Elon Musk raised further doubts about the future of his $44 billion acquisition of Twitter on Tuesday, saying “this deal cannot move forward” until he gets more details about the volume of spam and fake accounts on the platform.
Mr. Musk, who is carrying out a public tweet-by-tweet negotiation for the influential social media platform, has latched onto the issue of fake accounts in recent days, in a move that some analysts figure is an attempt to drive down the acquisition price or walk away from the deal altogether.
Twitter has long said in regulatory filings that fewer than 5 percent of its accounts are fake — a figure that Mr. Musk says is hard to believe. In a tweet published at 3:32 a.m. Eastern time on Tuesday, Mr. Musk said the figure could be well above 20 percent, without providing information to support the claim.
“My offer was based on Twitter’s SEC filings being accurate,” Mr. Musk said in the message.
When a Twitter user replied that the volume of fake, bot and spam accounts could account for more than half of all Twitter accounts, Mr. Musk responded: “Exactly.”
The tweets on Tuesday built off similar remarks by Mr. Musk at a technology conference in Miami on Monday. Mr. Musk, the world’s richest man, said striking a deal for Twitter at a lower price was “not out of the question” considering the questions about spam and fake accounts.
“The more questions I ask, the more my concerns grow,” Mr. Musk said at the event. “So you know, at the end of the day, acquiring it has to be fixable with a reasonable time frame and without revenues collapsing along the way.”
Twitter’s shares fell 8 percent on Monday to close at $37.39. That is far below the $54.20 a share that Mr. Musk agreed to pay last month to buy the social media company.

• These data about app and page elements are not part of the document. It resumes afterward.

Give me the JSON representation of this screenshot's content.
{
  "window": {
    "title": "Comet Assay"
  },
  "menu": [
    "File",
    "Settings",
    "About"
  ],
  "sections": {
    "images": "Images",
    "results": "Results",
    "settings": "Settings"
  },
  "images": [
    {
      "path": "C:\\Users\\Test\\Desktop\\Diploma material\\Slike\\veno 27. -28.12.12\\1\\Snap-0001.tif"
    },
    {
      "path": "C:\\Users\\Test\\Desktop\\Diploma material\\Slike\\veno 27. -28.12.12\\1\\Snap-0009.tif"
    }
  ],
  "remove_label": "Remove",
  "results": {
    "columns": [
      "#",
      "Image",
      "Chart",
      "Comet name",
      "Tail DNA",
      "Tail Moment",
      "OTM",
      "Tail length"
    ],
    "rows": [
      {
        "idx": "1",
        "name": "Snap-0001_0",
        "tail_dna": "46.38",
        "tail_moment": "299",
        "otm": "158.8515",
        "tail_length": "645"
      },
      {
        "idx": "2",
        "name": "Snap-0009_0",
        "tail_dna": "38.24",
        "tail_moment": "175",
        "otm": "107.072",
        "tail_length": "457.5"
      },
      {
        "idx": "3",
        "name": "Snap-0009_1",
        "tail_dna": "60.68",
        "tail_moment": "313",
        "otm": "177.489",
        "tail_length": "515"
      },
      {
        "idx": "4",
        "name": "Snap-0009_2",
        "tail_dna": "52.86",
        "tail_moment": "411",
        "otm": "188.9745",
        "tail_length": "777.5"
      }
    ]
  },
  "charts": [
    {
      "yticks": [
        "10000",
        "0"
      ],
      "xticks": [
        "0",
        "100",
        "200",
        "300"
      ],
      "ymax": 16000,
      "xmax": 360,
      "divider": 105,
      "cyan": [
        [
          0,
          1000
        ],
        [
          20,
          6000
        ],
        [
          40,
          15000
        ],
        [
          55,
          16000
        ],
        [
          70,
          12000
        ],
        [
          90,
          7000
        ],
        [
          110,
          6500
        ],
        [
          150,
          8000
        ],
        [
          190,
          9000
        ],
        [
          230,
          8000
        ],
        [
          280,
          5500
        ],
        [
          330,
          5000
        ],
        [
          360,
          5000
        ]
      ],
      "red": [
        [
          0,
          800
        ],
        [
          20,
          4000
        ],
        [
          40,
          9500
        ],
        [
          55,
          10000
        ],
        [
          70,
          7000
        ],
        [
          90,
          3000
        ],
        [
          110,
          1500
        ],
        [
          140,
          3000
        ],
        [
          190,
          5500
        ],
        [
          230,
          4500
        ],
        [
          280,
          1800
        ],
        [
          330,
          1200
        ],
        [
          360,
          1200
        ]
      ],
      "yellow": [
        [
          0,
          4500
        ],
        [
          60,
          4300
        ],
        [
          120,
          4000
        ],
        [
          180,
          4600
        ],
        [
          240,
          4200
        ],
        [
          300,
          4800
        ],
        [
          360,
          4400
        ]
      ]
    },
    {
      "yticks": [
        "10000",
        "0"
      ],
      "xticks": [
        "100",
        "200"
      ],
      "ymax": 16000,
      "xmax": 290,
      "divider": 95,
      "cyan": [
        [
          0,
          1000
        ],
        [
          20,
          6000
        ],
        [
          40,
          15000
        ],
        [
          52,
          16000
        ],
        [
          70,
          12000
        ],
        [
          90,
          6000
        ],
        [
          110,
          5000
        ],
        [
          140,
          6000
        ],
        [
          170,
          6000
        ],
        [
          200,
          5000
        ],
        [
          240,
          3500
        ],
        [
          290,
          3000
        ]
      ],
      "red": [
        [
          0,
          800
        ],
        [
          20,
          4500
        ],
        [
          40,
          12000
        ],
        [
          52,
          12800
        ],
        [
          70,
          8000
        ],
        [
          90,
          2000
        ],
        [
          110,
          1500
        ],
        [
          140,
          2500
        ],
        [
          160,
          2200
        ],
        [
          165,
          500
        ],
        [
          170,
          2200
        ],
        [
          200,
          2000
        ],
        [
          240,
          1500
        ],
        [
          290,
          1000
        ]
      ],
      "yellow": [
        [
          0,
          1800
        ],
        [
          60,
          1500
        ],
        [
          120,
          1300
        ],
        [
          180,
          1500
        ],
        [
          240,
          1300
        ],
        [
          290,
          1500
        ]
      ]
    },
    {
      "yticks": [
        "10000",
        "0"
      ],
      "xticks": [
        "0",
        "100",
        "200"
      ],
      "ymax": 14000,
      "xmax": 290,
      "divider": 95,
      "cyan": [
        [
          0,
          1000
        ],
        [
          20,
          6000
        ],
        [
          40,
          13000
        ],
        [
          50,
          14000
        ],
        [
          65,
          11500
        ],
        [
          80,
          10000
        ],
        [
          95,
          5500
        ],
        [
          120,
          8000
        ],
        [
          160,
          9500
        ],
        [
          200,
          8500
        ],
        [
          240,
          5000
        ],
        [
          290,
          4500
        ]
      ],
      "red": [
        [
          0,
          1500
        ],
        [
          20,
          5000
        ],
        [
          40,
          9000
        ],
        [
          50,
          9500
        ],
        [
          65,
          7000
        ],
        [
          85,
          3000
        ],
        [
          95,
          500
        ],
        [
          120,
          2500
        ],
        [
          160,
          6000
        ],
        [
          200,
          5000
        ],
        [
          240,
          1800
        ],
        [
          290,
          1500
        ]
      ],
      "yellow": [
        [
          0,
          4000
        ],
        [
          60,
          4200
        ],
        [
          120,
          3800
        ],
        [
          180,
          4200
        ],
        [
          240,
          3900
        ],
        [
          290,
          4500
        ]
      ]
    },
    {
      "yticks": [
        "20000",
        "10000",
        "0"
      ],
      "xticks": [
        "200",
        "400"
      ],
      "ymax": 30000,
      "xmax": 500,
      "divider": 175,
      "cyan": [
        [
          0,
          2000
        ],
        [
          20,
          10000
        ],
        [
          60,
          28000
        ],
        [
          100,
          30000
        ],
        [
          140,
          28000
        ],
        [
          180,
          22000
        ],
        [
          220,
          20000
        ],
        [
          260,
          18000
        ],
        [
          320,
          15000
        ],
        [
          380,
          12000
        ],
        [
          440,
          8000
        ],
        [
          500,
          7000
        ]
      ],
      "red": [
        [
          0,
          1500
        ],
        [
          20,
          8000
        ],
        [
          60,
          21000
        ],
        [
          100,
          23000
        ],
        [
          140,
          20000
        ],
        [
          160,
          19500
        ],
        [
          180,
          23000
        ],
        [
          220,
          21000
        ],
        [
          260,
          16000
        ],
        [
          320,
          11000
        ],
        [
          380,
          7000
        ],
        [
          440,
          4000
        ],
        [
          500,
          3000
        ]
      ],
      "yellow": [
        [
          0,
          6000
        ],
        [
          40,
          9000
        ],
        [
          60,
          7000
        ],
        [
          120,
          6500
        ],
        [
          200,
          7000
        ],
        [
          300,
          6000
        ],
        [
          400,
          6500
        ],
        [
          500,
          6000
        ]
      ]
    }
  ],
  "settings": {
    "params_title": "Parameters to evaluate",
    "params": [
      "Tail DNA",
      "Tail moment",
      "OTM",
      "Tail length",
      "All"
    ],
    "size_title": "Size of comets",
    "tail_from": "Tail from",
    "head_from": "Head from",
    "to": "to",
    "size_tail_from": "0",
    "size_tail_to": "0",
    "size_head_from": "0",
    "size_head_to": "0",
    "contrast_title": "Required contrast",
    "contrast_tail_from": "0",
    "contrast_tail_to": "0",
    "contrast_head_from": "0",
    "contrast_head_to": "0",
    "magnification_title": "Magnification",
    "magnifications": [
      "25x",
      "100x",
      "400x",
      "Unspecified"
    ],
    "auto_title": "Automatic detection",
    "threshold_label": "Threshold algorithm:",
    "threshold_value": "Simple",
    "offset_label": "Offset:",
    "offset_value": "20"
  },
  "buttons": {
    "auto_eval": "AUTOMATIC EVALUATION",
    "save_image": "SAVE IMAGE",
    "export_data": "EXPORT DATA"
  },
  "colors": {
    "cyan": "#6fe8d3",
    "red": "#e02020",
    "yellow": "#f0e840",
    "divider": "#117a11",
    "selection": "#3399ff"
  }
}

It is also below where Twitter traded before Mr. Musk initially revealed that he had bought a big stake in the company, the opening move in what has become an increasingly convoluted takeover saga.
In premarket trading, Twitter’s shares slipped further, falling 2 percent.
Mr. Musk, who also leads the electric automaker Tesla and rocket company SpaceX, has unleashed confusion over the state of the deal. Last Friday, he tweeted that his purchase of Twitter was “temporarily on hold” until he could get more details about the volume of spam and fake accounts on the platform. He later followed up saying he was still “committed” to the deal.
Twitter executives have become targets of Mr. Musk.
On Monday, Parag Agrawal, Twitter’s chief executive, posted a lengthy thread detailing how the company calculates its number of bots. He said the company had shared an “overview of the estimation process with Elon a week ago.” Mr. Musk responded to the thread with a poop emoji.
How Elon Musk’s Twitter Deal Unfolded
A blockbuster deal. Elon Musk, the world’s wealthiest man, capped what seemed an improbable attempt by the famously mercurial billionaire to buy Twitter for roughly $44 billion. Here’s how the deal unfolded:
Last month, Mr. Musk went after Twitter’s top lawyer who oversees the platform’s content moderation policies. Mr. Musk’s supporters followed his lead by posting a flood of abuse at the company executive.
Mr. Musk did not immediately respond to a request for comment. Twitter declined to comment.
Tech company stocks have taken a beating since Mr. Musk first announced his acquisition of Twitter earlier this month. Shares of Tesla, which are Mr. Musk’s main source of wealth, have fallen almost 30 percent.
Renegotiating a deal would not be easy. In addition to a $1 billion breakup fee, Mr. Musk’s deal with Twitter includes a “specific performance clause,” which gives the company the right to sue him and force him to complete the deal so long as the debt financing he has corralled remains intact.
But Mr. Musk has also created very public headaches for Twitter. Over the weekend, he tweeted that Twitter’s legal department had “called to complain” that he violated a nondisclosure agreement discussing its bot sample size of 100. Mr. Musk’s deal with Twitter also has a nondisparagement clause that prohibits him from tweeting negatively about the transaction.
The two sides have so far continued as if there is a deal. Teams for both sides held a previously scheduled meeting on Friday. (Twitter confirmed the meeting was “part of the transaction planning process.”) On Friday, Bret Taylor, Twitter’s chairman, tweeted: “We remain committed to our agreement.”
Mike Isaac contributed reporting.